Task requirements:
Out of the listing below, copy every line that carries the string "JSON".

Data for this exercise:
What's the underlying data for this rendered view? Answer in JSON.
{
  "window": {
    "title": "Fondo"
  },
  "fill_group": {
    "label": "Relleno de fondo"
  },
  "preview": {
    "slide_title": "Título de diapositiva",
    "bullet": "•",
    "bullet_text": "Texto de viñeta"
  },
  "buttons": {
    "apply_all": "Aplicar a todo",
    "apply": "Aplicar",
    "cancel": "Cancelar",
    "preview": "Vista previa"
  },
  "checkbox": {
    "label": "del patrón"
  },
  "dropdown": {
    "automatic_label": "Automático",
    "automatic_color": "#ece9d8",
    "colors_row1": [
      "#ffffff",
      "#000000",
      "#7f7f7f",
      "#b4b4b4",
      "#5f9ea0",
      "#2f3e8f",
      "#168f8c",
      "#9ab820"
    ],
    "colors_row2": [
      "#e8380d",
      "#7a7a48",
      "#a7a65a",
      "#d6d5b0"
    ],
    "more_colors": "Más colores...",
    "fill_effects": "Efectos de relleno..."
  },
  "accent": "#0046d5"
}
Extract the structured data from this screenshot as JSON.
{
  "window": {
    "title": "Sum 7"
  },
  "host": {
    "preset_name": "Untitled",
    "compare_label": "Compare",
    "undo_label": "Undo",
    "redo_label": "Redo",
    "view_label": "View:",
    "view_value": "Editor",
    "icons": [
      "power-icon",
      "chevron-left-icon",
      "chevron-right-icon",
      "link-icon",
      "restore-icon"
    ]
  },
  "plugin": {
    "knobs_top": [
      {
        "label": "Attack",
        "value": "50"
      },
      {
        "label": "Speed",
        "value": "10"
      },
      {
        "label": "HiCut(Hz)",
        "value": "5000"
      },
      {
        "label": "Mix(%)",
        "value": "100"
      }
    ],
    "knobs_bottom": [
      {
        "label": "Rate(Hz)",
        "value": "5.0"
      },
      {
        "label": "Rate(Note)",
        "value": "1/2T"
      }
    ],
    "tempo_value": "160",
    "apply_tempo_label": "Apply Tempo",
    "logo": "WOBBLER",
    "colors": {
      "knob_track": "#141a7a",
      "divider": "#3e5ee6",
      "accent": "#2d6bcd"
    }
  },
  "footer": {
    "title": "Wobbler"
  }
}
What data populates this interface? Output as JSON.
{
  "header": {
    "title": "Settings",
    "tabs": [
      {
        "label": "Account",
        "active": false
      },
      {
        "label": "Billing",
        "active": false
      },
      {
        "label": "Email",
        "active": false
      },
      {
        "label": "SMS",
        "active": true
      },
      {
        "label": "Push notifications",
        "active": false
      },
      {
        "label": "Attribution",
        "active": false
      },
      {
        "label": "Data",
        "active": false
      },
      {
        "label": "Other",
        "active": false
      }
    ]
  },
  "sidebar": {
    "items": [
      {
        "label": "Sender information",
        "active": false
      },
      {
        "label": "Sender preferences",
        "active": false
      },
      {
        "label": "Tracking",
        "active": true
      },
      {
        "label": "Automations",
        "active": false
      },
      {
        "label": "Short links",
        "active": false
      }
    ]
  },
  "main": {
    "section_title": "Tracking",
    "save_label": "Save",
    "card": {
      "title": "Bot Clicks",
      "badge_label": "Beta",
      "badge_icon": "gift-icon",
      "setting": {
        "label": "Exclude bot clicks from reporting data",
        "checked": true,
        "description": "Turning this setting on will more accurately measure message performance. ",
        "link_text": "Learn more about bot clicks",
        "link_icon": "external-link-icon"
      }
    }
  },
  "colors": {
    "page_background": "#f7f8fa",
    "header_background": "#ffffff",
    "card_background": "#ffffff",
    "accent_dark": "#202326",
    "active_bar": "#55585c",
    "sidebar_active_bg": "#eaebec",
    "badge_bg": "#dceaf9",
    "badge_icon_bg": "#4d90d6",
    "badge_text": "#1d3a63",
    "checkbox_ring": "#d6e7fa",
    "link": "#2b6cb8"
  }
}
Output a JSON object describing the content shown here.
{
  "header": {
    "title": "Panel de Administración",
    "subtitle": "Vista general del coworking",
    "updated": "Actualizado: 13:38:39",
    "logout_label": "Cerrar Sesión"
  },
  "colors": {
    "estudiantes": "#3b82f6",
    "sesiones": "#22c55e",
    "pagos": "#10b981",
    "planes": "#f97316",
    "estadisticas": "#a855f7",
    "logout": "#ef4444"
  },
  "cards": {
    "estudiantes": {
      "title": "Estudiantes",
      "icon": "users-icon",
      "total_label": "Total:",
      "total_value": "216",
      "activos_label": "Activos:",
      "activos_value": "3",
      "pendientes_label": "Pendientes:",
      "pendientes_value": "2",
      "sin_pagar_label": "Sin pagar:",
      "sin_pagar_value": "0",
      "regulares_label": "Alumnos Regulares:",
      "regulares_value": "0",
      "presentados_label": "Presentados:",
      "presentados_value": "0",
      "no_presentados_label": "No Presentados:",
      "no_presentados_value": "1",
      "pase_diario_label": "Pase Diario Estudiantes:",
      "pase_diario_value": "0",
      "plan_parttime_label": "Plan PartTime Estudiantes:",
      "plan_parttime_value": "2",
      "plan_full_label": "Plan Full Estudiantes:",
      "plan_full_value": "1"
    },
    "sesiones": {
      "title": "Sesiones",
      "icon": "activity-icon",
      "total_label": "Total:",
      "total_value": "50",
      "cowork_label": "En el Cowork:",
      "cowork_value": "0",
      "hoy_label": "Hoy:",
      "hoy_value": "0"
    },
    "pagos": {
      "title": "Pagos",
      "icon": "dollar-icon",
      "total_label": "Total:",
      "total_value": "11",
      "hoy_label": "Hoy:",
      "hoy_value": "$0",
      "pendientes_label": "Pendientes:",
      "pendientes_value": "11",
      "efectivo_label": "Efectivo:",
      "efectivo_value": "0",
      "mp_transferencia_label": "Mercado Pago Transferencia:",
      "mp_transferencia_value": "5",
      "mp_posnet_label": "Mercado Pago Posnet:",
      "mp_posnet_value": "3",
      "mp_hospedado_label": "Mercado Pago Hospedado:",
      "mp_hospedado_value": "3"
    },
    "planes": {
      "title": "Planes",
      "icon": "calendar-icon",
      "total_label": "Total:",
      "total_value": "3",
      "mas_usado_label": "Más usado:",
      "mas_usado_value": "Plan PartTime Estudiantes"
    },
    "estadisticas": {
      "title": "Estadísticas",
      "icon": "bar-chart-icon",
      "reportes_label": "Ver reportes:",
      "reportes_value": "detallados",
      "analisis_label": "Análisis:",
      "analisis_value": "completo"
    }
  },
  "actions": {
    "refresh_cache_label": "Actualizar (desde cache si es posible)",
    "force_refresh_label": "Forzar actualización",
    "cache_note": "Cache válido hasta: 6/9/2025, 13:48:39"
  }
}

Output for this exercise:
What's the underlying data for this rendered view? Answer in JSON.
Extract the structured data from this screenshot as JSON.
What data populates this interface? Output as JSON.
Output a JSON object describing the content shown here.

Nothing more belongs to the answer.